PROBLEM DESCRIPTION: Lines that contain the string "Threshholding" are the ones to list; copy all of them from the records.

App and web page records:
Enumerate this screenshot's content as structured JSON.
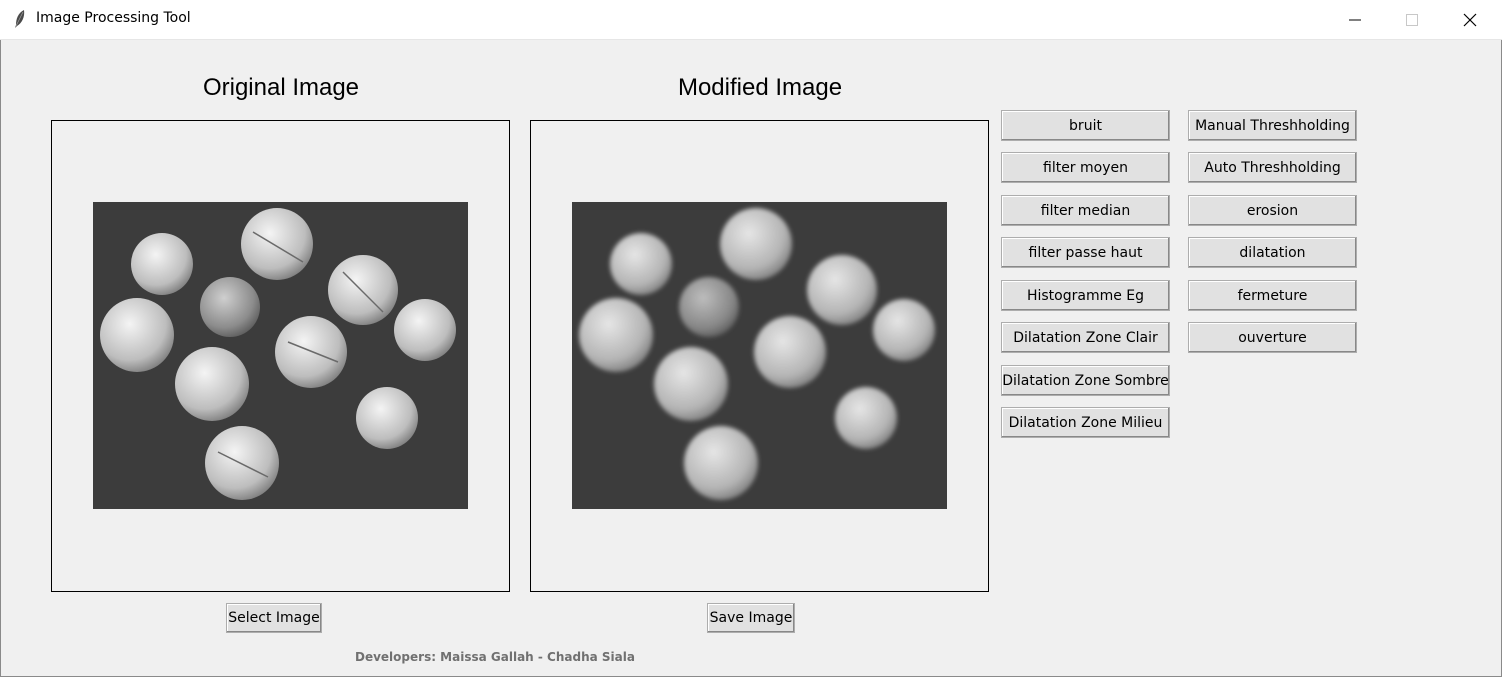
{
  "window": {
    "title": "Image Processing Tool",
    "icon": "feather-icon",
    "controls": [
      "minimize-icon",
      "maximize-icon",
      "close-icon"
    ]
  },
  "panels": {
    "original_title": "Original Image",
    "modified_title": "Modified Image"
  },
  "buttons": {
    "select_image": "Select Image",
    "save_image": "Save Image"
  },
  "operations_left": [
    "bruit",
    "filter moyen",
    "filter median",
    "filter passe haut",
    "Histogramme Eg",
    "Dilatation Zone Clair",
    "Dilatation Zone Sombre",
    "Dilatation Zone Milieu"
  ],
  "operations_right": [
    "Manual Threshholding",
    "Auto Threshholding",
    "erosion",
    "dilatation",
    "fermeture",
    "ouverture"
  ],
  "credits": "Developers: Maissa Gallah - Chadha Siala",
  "colors": {
    "background": "#f0f0f0",
    "button_face": "#e1e1e1",
    "photo_background": "#3c3c3c"
  }
}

RESPONSE TO THE TASK:
    "Manual Threshholding",
    "Auto Threshholding",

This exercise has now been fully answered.